"We base our marketing strategy on quality medicine, quality hotel services, choice of physicians, scheduling flexibility, and a full-range of services and technology," Manson says.
All of Teknon's 350 physicians are specialists, because most patients continue to rely on the government system for their primary care.
In addition, Teknon has teamed with New York's Memorial Sloan-Kettering Cancer Center to open an oncology unit on its Barcelona campus. The ambulatory-care center, which opened in October, is designed to offer therapy to European cancer patients who have been treated at or later may need treatment at Sloan-Kettering in New York.
"It allows us an organized way to receive, consult and triage overseas patients," says Thomas Fahey Jr., M.D., Sloan-Kettering's director of international oncology programs. The New York hospital has similar clinic partnerships in Geneva; Istanbul, Turkey; Sao Paulo, Brazil; and soon in Singapore.
Manson says Teknon has hit its financial stride after a few rough years. The hospital lost about $1 million per month in its first two years, but results have improved every year since 1996. The past two years have been profitable, he says.
"We are becoming a regional referral provider for the Southern Europe-Mediterranean market," Manson says. "The partnership with Sloan-Kettering helps us solidify our reputation and establishes a launching pad for them."
Anchoring the system. Regardless of the successes of private-sector providers and their potential, the highly organized national health system remains the backbone of Spanish healthcare.
Neighborhoods and small towns are divided into health zones. Patients in each zone are then assigned to a care team, with each team having eight to 10 primary-care physicians as well as support staff. Each primary-care physician handles about 1,100 patients. Although freedom of choice is not encouraged, patients are allowed to leave their assigned physician for another primary-care doctor practicing in the health zone.
The health zones are clustered into one of the regional area health authorities. For example, Madrid's 5.1 million people are divided into 243 health zones and 11 health areas.
The U.S. delegation toured the Eloy Gonzalo Primary Health Center, in a middle-class neighborhood in Madrid. The clinic appeared busy yet efficient. The medical records room, for instance, is mostly paper-based, but the individual patient identifier system allows for an orderly process.
"If the care team works together, the operation runs smoothly," says Albino Navarro, a territorial director for INSALUD.
Perhaps the biggest barrier to improved patient satisfaction is the waiting list for nonemergency surgery. While INSALUD acknowledges the problem, it notes the average wait for 12 common surgical procedures was cut to 80 days last year from 210 days in 1996.

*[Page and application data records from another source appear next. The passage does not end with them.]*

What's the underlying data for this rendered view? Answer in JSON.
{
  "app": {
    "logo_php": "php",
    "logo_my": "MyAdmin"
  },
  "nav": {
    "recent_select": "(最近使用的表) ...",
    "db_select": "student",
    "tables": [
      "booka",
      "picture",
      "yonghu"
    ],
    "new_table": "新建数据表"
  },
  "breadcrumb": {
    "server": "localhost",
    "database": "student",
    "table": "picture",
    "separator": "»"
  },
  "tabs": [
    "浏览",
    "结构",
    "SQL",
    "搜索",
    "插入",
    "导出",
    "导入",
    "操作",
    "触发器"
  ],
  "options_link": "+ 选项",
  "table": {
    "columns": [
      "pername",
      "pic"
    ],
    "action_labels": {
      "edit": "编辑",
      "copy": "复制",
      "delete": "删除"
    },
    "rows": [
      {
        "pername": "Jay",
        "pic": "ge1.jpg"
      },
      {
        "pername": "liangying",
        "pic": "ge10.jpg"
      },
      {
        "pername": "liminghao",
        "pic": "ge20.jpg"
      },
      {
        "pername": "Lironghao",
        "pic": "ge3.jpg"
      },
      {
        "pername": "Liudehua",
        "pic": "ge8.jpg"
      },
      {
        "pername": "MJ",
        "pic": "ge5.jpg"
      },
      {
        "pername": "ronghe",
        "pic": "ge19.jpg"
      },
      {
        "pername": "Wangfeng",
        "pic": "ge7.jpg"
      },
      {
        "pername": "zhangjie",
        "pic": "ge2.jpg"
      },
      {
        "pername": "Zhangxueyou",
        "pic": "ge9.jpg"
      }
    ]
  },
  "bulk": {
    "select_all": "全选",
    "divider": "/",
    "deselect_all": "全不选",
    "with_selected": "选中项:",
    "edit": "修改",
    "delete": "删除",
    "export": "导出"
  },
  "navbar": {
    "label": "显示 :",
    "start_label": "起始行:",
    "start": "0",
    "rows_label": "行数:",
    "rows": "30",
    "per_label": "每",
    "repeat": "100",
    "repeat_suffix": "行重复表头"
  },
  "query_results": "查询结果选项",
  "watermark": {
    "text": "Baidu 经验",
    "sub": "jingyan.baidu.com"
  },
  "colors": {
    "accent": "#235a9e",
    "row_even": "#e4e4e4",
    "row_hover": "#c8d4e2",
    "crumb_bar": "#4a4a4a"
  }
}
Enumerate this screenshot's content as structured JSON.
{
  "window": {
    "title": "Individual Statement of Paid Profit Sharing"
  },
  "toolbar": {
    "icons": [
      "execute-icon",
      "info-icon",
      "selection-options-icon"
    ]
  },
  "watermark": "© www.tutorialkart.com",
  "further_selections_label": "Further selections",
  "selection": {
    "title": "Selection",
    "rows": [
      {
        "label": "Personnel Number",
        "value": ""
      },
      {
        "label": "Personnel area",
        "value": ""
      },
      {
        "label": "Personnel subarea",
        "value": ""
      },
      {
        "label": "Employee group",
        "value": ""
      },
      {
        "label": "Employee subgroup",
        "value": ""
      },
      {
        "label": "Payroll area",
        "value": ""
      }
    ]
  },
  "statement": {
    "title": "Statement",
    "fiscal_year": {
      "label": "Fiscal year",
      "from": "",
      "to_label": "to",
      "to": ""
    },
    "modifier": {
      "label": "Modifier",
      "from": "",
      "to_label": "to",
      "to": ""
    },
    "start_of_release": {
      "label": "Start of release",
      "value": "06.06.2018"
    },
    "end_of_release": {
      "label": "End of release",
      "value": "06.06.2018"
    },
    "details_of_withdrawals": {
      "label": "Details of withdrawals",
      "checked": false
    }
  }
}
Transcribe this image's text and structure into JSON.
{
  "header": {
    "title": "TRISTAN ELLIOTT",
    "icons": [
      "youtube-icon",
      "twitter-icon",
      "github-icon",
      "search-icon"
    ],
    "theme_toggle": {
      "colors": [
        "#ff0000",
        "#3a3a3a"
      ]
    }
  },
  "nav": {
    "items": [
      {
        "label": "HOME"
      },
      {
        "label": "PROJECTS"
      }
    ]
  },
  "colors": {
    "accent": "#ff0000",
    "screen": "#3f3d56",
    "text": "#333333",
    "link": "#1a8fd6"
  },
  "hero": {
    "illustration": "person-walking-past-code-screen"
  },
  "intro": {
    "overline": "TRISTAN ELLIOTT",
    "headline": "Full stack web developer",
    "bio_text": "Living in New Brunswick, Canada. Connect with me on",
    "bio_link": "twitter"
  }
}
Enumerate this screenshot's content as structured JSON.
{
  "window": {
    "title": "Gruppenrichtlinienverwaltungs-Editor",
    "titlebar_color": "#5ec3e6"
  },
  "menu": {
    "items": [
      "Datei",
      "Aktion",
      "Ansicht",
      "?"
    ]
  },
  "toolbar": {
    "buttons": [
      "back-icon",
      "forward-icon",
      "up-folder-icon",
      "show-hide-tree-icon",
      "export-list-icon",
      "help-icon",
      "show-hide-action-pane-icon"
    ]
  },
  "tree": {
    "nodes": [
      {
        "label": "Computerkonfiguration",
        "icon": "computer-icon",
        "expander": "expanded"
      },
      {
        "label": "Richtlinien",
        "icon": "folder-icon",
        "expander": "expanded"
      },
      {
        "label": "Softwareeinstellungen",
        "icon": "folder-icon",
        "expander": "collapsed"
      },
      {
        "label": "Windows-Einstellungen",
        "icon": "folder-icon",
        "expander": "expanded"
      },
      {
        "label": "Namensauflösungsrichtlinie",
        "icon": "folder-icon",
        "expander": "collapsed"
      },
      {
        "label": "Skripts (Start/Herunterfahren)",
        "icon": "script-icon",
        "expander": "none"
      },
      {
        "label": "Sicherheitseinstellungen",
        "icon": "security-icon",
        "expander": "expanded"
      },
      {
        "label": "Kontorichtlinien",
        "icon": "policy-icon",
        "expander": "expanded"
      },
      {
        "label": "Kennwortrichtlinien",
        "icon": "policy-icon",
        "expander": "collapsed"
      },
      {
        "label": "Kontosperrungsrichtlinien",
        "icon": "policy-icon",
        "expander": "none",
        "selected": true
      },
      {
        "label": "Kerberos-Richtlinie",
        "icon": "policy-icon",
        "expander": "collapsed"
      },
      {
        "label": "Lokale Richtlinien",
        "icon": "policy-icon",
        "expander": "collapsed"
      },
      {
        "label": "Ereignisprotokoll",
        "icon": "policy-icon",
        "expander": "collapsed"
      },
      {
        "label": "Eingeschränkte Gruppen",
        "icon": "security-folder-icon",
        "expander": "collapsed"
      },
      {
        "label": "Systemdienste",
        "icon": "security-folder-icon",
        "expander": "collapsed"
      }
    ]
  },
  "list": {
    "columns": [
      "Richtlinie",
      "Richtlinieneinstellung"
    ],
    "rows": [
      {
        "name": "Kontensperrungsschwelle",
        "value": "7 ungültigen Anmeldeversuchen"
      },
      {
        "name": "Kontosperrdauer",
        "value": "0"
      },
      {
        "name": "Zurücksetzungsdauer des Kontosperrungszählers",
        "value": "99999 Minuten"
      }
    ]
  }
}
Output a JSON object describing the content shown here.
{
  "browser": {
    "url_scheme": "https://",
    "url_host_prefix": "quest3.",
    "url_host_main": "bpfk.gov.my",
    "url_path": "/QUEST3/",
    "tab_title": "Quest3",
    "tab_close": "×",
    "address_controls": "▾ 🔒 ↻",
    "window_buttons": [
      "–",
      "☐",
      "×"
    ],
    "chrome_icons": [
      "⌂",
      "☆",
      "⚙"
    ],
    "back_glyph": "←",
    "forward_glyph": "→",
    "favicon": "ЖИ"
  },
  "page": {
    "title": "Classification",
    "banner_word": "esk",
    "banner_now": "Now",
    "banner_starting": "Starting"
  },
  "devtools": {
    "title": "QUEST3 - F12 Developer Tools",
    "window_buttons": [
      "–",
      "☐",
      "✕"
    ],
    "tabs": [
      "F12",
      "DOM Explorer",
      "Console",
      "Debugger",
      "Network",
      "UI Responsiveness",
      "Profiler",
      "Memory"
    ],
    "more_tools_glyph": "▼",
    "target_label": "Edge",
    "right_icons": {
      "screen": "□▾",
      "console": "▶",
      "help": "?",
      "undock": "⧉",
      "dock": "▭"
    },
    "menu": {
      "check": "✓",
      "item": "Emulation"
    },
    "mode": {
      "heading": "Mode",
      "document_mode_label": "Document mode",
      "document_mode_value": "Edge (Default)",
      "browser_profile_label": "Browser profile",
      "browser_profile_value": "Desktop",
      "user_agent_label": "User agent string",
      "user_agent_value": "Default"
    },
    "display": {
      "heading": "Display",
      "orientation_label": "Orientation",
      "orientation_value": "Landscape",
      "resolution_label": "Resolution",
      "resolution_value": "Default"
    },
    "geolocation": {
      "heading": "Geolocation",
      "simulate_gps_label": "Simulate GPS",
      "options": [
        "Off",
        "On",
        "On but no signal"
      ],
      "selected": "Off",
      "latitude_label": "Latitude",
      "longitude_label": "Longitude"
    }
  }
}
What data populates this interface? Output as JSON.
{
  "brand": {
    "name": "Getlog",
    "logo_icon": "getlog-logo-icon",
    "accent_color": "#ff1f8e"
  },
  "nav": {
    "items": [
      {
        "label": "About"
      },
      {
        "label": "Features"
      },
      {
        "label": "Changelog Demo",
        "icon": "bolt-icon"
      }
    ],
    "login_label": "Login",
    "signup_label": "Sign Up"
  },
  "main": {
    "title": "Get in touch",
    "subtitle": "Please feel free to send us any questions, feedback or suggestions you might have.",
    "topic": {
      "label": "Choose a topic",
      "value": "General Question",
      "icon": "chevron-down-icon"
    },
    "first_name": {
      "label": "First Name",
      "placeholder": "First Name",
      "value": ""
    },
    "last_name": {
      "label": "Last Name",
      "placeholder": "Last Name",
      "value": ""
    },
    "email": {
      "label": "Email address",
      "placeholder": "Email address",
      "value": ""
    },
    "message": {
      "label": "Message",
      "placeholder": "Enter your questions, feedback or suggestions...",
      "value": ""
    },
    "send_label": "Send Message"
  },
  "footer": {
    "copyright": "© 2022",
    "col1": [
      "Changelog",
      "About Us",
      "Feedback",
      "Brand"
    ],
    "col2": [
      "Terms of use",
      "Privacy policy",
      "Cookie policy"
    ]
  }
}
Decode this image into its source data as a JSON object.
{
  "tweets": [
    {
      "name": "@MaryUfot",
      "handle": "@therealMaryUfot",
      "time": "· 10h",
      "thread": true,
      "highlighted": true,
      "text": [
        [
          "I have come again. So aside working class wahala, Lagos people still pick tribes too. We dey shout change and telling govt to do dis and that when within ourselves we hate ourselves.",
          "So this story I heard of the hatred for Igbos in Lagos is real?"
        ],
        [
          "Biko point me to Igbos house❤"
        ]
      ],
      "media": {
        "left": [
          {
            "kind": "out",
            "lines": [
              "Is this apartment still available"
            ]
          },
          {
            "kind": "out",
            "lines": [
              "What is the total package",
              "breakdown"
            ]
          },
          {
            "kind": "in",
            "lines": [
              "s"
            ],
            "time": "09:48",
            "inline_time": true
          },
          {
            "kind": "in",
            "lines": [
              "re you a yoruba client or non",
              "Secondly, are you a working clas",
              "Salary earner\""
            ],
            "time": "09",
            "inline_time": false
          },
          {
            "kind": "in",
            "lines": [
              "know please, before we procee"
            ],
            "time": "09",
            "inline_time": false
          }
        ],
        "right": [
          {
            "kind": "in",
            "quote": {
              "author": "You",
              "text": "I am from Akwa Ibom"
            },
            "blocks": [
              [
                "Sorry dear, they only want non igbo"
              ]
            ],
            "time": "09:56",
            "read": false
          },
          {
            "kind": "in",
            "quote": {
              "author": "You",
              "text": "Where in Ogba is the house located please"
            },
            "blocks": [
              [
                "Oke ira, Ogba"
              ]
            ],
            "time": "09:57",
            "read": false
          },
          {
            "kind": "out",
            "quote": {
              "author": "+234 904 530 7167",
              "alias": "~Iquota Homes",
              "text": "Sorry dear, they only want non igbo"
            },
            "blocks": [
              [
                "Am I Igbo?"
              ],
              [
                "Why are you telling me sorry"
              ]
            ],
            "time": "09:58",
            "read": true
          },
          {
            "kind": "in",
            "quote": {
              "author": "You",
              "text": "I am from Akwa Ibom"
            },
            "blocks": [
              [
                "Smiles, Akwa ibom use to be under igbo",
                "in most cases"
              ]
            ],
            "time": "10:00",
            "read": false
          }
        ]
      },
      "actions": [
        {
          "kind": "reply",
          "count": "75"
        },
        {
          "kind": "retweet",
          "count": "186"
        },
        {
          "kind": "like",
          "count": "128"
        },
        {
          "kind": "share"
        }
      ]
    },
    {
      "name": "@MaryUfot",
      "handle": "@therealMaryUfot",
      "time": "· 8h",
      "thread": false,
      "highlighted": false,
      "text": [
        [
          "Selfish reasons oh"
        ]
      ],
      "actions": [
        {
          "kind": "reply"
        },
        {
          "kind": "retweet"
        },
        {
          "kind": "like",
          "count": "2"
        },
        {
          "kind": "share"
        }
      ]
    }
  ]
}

Quality improvement is another hurdle facing Spanish healthcare providers. Lluis Bohigas, director of the Avedis Donabedian Foundation, is a keeper of the quality flame.
The foundation, named after the famed Portuguese-born University of Michigan professor who specialized in healthcare quality, is devoted to organizational improvement, peer review and facility accreditation. To develop standards, the foundation has teamed up with America's Joint Commission on Accreditation of Healthcare Organizations. Two years ago, the Hospital General de Catalunya, a private facility in suburban Barcelona, became the first non-American hospital outside the U.S. or its military outposts to land the Joint Commission's seal of approval.
But most of the healthcare establishment remains skeptical. Only one other hospital and one ambulatory-care clinic have joined de Catalunya in receiving JCAHO accreditation. Private hospitals have shown only lukewarm interest, while the government stands by its internal evaluation program.
"We need to keep politics out of the accreditation process and work for international standards designed to encourage continuous improvement across the entire hospital organization," Bohigas says.